For its part, the Mail on Sunday printed, and sold, an extra 600,000 copies in addition to the 2.3 million they usually sell every week. Advertisers find it hard to resist those kinds of sums. And according to managing director Stephen Miron, his office has been flooded with calls from other artists wanting in on the action (as for who, he won't tell). "They are saying they think this is a much more effective and efficient way of building up their business."

There's no ignoring this bigger, stronger breed of freebie, but there's also no reason it has to signal the death of the music industry. Thanks to the rise of digital distribution, the business of making and selling music has been in flux for years, with labels, lawyers and retailers constantly forced to adapt. "In the record industry, you can barely hear yourself think for the sound of the business being dismantled and the paradigms being broken," says Conor McNicholas, editor of music weekly the New Musical Express. Those who can't keep up are flailing — last month, HMV reported its annual profits have more than halved — or already fallen: last year, retail giant Tower Record sclosed its stores and in June the U.K. music chain Fopp shut up shop. Meanwhile, record labels are looking for solutions in mergers and takeovers — any day now, British firm EMI could be bought out by investment group Terra Firma. Says McNicholas: "With the pace of change, you just have to be very quick on your feet and rework your business model every six months — that's the challenge."
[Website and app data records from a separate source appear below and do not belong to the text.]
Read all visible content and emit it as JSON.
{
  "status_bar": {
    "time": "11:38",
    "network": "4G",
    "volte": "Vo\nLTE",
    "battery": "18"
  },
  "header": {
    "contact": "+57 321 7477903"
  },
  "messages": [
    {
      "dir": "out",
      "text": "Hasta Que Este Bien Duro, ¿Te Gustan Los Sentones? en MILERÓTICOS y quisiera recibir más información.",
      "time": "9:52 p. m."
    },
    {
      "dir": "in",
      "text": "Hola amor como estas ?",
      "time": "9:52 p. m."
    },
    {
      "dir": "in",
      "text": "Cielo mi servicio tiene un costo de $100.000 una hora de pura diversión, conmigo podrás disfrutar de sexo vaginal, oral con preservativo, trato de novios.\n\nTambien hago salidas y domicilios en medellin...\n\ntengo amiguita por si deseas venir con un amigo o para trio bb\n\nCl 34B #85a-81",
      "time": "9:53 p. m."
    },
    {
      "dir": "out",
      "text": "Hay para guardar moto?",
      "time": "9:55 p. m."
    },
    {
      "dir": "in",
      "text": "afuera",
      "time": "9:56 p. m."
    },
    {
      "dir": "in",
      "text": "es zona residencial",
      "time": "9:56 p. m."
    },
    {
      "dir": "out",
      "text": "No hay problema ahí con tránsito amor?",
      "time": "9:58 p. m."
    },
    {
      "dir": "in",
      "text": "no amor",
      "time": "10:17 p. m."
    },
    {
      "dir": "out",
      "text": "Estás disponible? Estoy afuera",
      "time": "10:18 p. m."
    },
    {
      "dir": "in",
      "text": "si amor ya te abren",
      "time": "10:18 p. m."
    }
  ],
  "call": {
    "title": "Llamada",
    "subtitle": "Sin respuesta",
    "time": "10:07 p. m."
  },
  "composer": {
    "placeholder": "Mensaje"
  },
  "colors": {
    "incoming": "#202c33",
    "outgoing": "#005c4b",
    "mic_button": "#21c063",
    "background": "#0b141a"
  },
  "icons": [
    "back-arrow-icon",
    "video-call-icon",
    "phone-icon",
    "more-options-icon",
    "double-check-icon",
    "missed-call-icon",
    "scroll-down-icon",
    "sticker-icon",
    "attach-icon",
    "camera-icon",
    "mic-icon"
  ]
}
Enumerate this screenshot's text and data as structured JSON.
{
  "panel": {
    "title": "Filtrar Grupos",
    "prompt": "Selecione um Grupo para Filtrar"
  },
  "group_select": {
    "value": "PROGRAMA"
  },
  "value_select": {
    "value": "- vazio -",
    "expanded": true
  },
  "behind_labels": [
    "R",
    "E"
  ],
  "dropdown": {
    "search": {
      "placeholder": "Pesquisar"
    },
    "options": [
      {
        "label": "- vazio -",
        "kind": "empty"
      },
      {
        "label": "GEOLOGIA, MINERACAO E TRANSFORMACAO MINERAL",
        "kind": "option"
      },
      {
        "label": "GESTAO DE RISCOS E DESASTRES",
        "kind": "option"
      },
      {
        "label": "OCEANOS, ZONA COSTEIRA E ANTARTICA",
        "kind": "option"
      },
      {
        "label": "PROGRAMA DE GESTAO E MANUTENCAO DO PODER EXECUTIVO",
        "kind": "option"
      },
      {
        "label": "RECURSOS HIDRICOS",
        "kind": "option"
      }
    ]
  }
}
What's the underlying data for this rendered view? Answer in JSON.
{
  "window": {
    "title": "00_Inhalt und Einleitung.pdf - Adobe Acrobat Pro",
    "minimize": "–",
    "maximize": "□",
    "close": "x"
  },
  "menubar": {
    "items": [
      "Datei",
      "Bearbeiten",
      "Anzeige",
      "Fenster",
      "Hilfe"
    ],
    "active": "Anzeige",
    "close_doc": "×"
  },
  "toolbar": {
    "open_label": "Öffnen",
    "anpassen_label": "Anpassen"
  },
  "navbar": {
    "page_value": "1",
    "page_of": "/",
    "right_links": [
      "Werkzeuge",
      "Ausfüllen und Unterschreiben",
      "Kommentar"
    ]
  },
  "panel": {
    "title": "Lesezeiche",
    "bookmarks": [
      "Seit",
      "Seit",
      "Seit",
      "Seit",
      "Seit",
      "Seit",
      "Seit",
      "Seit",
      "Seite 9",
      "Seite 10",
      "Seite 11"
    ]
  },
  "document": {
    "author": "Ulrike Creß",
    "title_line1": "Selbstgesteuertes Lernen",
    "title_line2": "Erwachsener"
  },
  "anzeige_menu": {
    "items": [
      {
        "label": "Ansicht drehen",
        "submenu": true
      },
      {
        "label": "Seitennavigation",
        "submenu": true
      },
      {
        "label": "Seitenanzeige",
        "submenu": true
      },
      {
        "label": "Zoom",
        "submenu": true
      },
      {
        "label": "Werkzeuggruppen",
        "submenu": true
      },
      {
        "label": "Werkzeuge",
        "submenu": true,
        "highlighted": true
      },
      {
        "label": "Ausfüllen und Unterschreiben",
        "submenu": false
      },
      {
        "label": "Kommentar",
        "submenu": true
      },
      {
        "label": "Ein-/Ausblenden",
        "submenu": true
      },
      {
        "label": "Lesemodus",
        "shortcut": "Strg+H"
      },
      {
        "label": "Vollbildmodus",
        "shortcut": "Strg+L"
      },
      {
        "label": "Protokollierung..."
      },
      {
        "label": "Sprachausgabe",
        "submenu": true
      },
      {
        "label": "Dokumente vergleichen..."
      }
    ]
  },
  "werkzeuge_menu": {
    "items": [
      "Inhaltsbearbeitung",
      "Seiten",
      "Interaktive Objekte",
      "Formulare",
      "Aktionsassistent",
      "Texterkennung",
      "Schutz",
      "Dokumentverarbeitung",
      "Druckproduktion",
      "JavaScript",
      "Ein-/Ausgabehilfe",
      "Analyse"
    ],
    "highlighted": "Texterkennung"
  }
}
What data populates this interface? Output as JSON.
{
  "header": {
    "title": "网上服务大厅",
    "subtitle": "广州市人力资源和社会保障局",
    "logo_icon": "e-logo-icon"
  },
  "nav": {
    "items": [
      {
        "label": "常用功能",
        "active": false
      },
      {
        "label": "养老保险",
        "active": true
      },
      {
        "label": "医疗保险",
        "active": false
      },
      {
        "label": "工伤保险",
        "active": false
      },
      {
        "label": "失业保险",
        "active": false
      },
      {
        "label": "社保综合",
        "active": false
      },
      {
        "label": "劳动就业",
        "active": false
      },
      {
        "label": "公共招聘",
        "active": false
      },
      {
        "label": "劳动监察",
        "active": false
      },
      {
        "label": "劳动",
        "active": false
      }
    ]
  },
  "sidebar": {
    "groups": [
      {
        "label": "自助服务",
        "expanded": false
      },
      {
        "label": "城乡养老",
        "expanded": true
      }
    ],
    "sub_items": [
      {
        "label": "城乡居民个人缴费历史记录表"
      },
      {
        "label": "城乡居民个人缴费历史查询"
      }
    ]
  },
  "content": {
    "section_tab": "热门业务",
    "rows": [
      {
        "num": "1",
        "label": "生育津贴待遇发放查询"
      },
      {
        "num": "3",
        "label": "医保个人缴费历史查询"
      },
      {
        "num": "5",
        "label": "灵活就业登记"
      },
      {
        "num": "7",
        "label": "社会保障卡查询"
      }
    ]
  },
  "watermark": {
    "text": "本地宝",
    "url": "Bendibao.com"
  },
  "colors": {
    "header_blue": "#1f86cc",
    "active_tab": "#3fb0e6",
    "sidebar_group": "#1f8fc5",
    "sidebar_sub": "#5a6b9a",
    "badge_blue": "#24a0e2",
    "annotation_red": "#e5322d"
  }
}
Manager Garry Blackburn thinks it's a challenge the industry can't escape. There are rumors that one of the bands he works with, the veteran British ska group Madness, is considering a deal with another national newspaper to release their upcoming new studio album. Blackburn won't confirm or deny, but says he's a big fan of the freebie. "If everybody takes a deep breath and considers what's going on, this is a wonderful opportunity," he says. "Yes, it means the industry will be dramatically different in a few years, but I don't think screaming like a bunch of girls is going to help anything. They need to think of a way to use it to their advantage." Setting music free: could be a Sign O' the Times.